gence at Stanford in the early 1960s. The computer science field was in its infancy then, and Dr. Liskov was the first woman in the U.S. to receive a Ph.D. from a computer science department. Many Achievement Award recipients were the first woman to earn an engineering degree from their university, the first to be elected to professional societies, the first to chair their university engineering department, and the first woman to head up divisions of major corporations or branches of the U.S. Karle military. Those who came after in the 1970s, ’80s, ’90s, and 2000s continued to break new ground, not only technically and scientifically, but also socially, advocating for women in engineering and encouraging young women to enter the profession.
before they discovered engineering.) Almost all cite someone — a parent, teacher, a mentor — who encouraged them. Finally, Achievement Award recipients are willing to take risks, to try new things, and entertain new ways of looking at the world. This original, even visionary, thinking is essential to the problem solving that all engineers do.
It shows up early
Most Achievement Award recipients showed an early interest in science, technology, and exceptional ability in math. Maria Telkes, Ph.D., born in Budapest, Hungary, in 1900, became interested in the possibilities of solar energy when she was in high school. Joan Berkowitz, Ph.D., 1983 Achievement Award recipient, did such an impressive school science project on weather systems that her teacher announced she was destined to be a scientist. Isabella Karle, Ph.D., a physical chemist and 1968 Achievement Award recipient, was so mathematically and scientifically precocious that she’d earned her Ph.D. by the time she was 23. Bonnie Dunbar, Ph.D., currently President and CEO of the Museum of Flight in Seattle and a veteran of five space flights, including the first space shuttle docking with Mir, was the 2005 Achievement Award recipient. She remembers watching Sputnik pass over her home in eastern Washington State when she was a child. “I had this intense desire to find out about the world around me — especially Clarke space — and to participate in the exploration of space and to really solve the unknowns.” Watching mission control for the U.S. space program launches was also a formative experience for Lisa Klein, 1998 Achievement Award recipient. “I was in first grade when news of Sputnik reached us, she said. “I may have taken it more personally than most, but I wanted to be part of it all.” Elaine Oran, Ph.D., physicist, originator of computational methods for solving complex reactive flow problems, and 2006 Achievement Award recipient, says

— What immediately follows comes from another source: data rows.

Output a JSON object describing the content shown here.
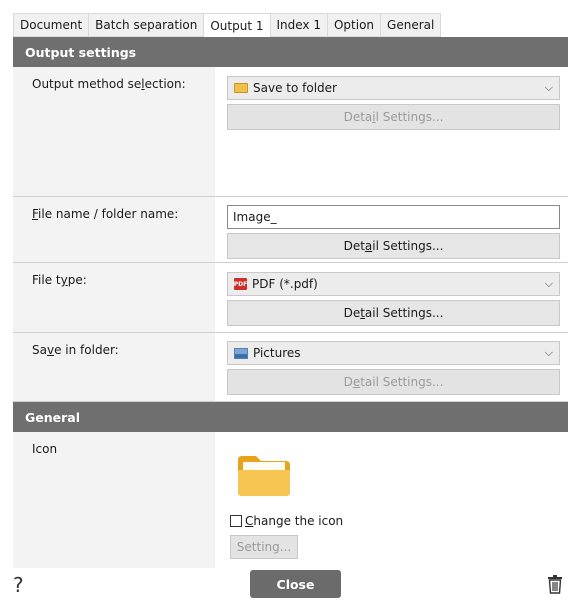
{
  "tabs": [
    {
      "label": "Document"
    },
    {
      "label": "Batch separation"
    },
    {
      "label": "Output 1"
    },
    {
      "label": "Index 1"
    },
    {
      "label": "Option"
    },
    {
      "label": "General"
    }
  ],
  "active_tab": "Output 1",
  "output_settings": {
    "header": "Output settings",
    "method": {
      "label": "Output method selection:",
      "value": "Save to folder",
      "value_icon": "folder-icon",
      "detail_button": "Detail Settings..."
    },
    "file_name": {
      "label": "File name / folder name:",
      "value": "Image_",
      "detail_button": "Detail Settings..."
    },
    "file_type": {
      "label": "File type:",
      "value": "PDF (*.pdf)",
      "value_icon": "pdf-icon",
      "detail_button": "Detail Settings..."
    },
    "save_in_folder": {
      "label": "Save in folder:",
      "value": "Pictures",
      "value_icon": "pictures-icon",
      "detail_button": "Detail Settings..."
    }
  },
  "general": {
    "header": "General",
    "icon_label": "Icon",
    "change_icon_label": "Change the icon",
    "change_icon_checked": false,
    "setting_button": "Setting..."
  },
  "bottom": {
    "help": "?",
    "close_button": "Close"
  },
  "colors": {
    "section_header": "#6f6f6f",
    "close_button": "#6b6b6b",
    "label_panel": "#f3f3f3"
  }
}
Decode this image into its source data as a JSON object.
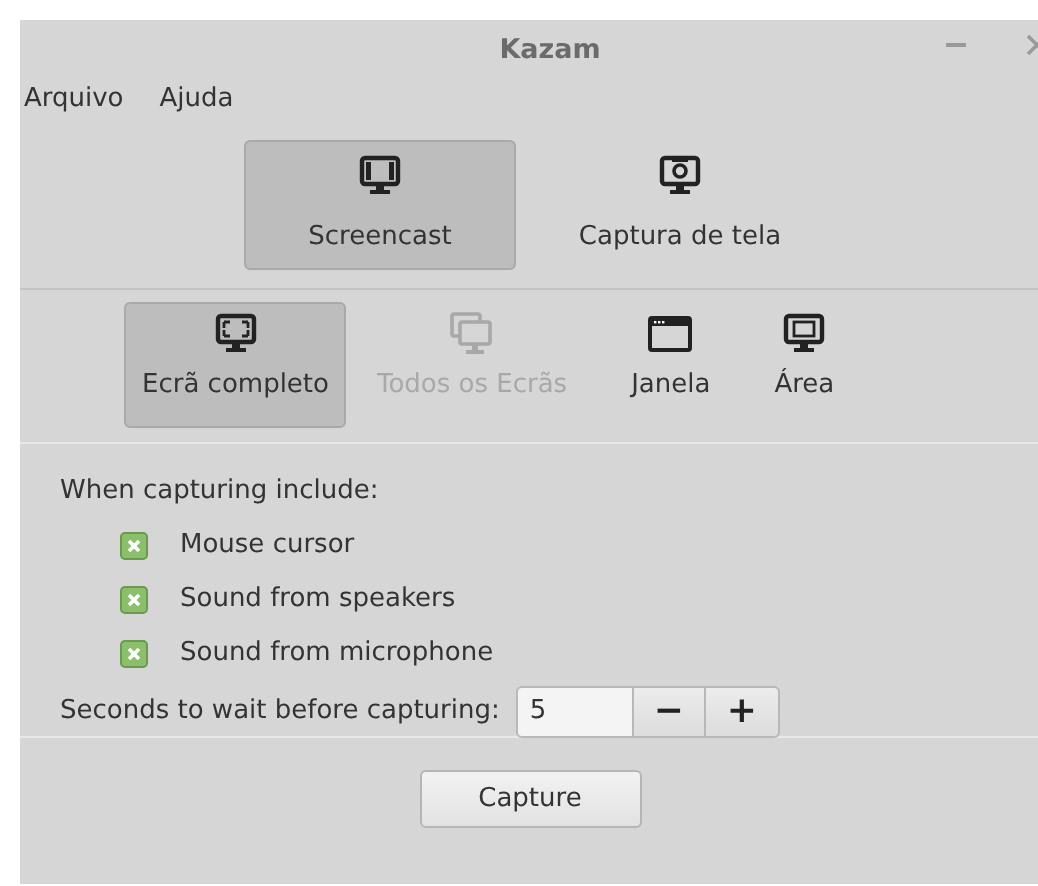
{
  "window": {
    "title": "Kazam"
  },
  "menu": [
    {
      "label": "Arquivo"
    },
    {
      "label": "Ajuda"
    }
  ],
  "modes": [
    {
      "label": "Screencast",
      "selected": true,
      "kind": "screencast"
    },
    {
      "label": "Captura de tela",
      "selected": false,
      "kind": "screenshot"
    }
  ],
  "sources": [
    {
      "label": "Ecrã completo",
      "selected": true,
      "disabled": false,
      "kind": "fullscreen"
    },
    {
      "label": "Todos os Ecrãs",
      "selected": false,
      "disabled": true,
      "kind": "allscreens"
    },
    {
      "label": "Janela",
      "selected": false,
      "disabled": false,
      "kind": "window"
    },
    {
      "label": "Área",
      "selected": false,
      "disabled": false,
      "kind": "area"
    }
  ],
  "include": {
    "heading": "When capturing include:",
    "options": [
      {
        "label": "Mouse cursor",
        "checked": true
      },
      {
        "label": "Sound from speakers",
        "checked": true
      },
      {
        "label": "Sound from microphone",
        "checked": true
      }
    ]
  },
  "delay": {
    "label": "Seconds to wait before capturing:",
    "value": "5",
    "decrease": "−",
    "increase": "+"
  },
  "capture_button": "Capture"
}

Extraordinary women, common traits
The 58 women selected for the Achievement Award from 1952 to 2009 represent a variety of backgrounds, scientific and engineering disciplines, and ages. Some received the award in mid-career, and some were very well established — even renowned — in their field. Achievement Award recipients come from every part of the United States, and some came to the United States from abroad, adding a new language and culture to their list of conquests. Some worked in the same discipline for their entire career, while others applied the problem-solving tools of engineering to a variety of disciplines. Achievement Award recipients have distinguished themselves in every arena: government, business, the armed forces, and academe. Nevertheless, this remarkable group of women has some common characteristics: They are hard working, purposeful, and persistent. Most had interests and abilities in science and math that showed up early and set them apart. (Several of the pioneers, including Yvonne Brill and Edith Clarke, worked as “computers” — that is, people who did mathematical computations —
SWE SUMMER 2010